Mr. Bush, who announced Tuesday that he is officially exploring a presidential run, enters the 2016 race with much of the same obstacles and opportunities as the 2012 version of Mr. Romney.
Few doubt that the former Florida governor could amass a daunting campaign treasury, tapping a fundraising network built by two generations of Bushes who created such donor programs as Team 100, the Rangers and the Pioneers.
Likewise, Mr. Bush has made the obligatory steps away from some of his off-the-cuff remarks during retirement that landed him in hot water among conservatives.
First, he clarified remarks he made two years ago that some took as confirmation that he might support tax increases to balance the budget. Mr. Bush says he won’t raise taxes and doesn’t support doing so.
Second, Mr. Bush, who turns 62 in February, has backed away from his earlier support of amnesty for some illegal immigrants, saying he instead supports strong border security, expanded worker visas and a special temporary status for illegals so they have time to get right with the law or leave without arrest.
Mr. Bush and his surrogates already are queuing up the argument that his stewardship of the diverse, complex state of Florida — with its unique mix of seniors, Hispanics and military veterans — makes him the strongest general election candidate against presumptive Democratic nominee Hillary Rodham Clinton.
“He freezes everyone out,” Brian Ballard, a Tallahassee lobbyist and major national Republican fundraiser, told The Associated Press. “Florida will be off limits to other presidential candidates should Jeb decide to run.”
Ironically, Mr. Romney and Mr. Bush lead in the voter recognition and presidential preference race in the latest McClatchy-Marist poll — 19 percent for Mr. Romney and 14 percent for Mr. Bush.
Wisconsin Gov. Scott Walker, Texas Gov. Rick Perry, Sen. Rand Paul of Kentucky, Sen. Ted Cruz of Texas, former Arkansas Gov. Mike Huckabee, Louisiana Gov. Bobby Jindal, former Sen. Rick Santorum of Pennsylvania, former Hewlett-Packard President Carly Fiorina and physician-commentator Ben Carson are among the possibilities who quicken some pulses on the right. In most cases, though, they elicit fewer equivocations about their ideological reliability than about Mr. Bush’s.
All those candidates and their allies will be ready to exploit Mr. Bush’s perceived weaknesses. They will be certain to raise the argument against political dynasties, question his commitment to fighting illegal immigration and even harken back to the broken “read my lips” promise of his father, George H.W. Bush, to question his fidelity on tax increases.

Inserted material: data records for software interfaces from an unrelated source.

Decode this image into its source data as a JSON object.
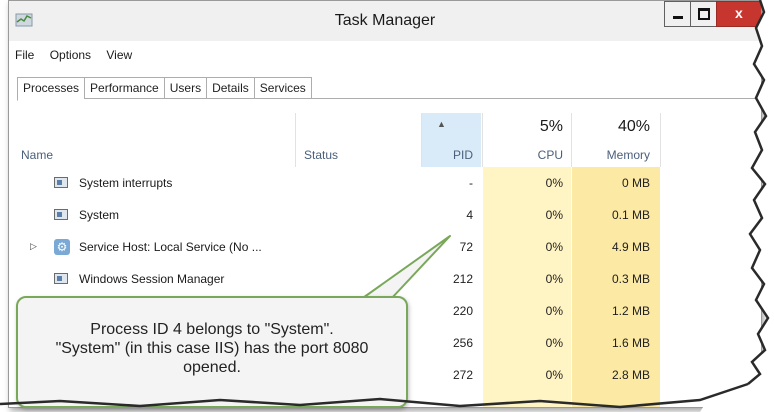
{
  "window": {
    "title": "Task Manager",
    "minimize_icon": "minimize-icon",
    "maximize_icon": "maximize-icon",
    "close_glyph": "x"
  },
  "menu": [
    "File",
    "Options",
    "View"
  ],
  "tabs": [
    "Processes",
    "Performance",
    "Users",
    "Details",
    "Services"
  ],
  "active_tab": "Processes",
  "columns": {
    "name": "Name",
    "status": "Status",
    "pid": "PID",
    "cpu": "CPU",
    "cpu_total": "5%",
    "memory": "Memory",
    "memory_total": "40%",
    "sort_indicator": "▲"
  },
  "rows": [
    {
      "name": "System interrupts",
      "status": "",
      "pid": "-",
      "cpu": "0%",
      "memory": "0 MB",
      "icon": "window-icon"
    },
    {
      "name": "System",
      "status": "",
      "pid": "4",
      "cpu": "0%",
      "memory": "0.1 MB",
      "icon": "window-icon"
    },
    {
      "name": "Service Host: Local Service (No ...",
      "status": "",
      "pid": "72",
      "cpu": "0%",
      "memory": "4.9 MB",
      "icon": "gear-icon",
      "expandable": true
    },
    {
      "name": "Windows Session Manager",
      "status": "",
      "pid": "212",
      "cpu": "0%",
      "memory": "0.3 MB",
      "icon": "window-icon"
    },
    {
      "name": "",
      "status": "",
      "pid": "220",
      "cpu": "0%",
      "memory": "1.2 MB"
    },
    {
      "name": "",
      "status": "",
      "pid": "256",
      "cpu": "0%",
      "memory": "1.6 MB"
    },
    {
      "name": "",
      "status": "",
      "pid": "272",
      "cpu": "0%",
      "memory": "2.8 MB"
    }
  ],
  "callout": {
    "line1": "Process ID 4 belongs to \"System\".",
    "line2": "\"System\" (in this case IIS) has the port 8080",
    "line3": "opened."
  },
  "colors": {
    "cpu_column": "#fff4c4",
    "memory_column": "#fbe9a4",
    "close_button": "#c7362e",
    "callout_border": "#7aa85a"
  }
}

“Jeb stabbed Republicans in the back,” the GOP’s most feared anti-tax enforcer, Grover Norquist, told The Washington Times recently. “Why replicate the mistake his father made that cost Republicans the presidency in 1992?”
Jeb Bush didn’t help his image with fiscal conservatives when he told lawmakers the reason for his unending disdain for Mr. Norquist’s anti-tax pledge signed by countless Republicans over the years.
“I don’t believe you outsource your principles and convictions to people,” he said, dismissing Mr. Grover’s anti-tax pledge essentially as a gimmick.
Anti-government conservatives also will challenge Mr. Bush on his support for Common Core education reforms, which many on the right see as ceding local control to Big Brother.
But while fiscal conservatives mount their questions, Mr. Bush will have some strong good will to draw upon among social conservatives, who recall that he intervened in the Terri Schiavo case in which the woman’s parents fought to keep their daughter on life support.
“His credentials on life are stellar,” said Los Angeles-based David Lane, who organizes for conservative causes among evangelical pastors. “Gov. Jeb Bush went to the wall for Terri Schiavo.”
All this means there is plenty of room for a Jeb Bush 2016 candidacy to maneuver among a wide field of competitors and to hit some potholes along the way.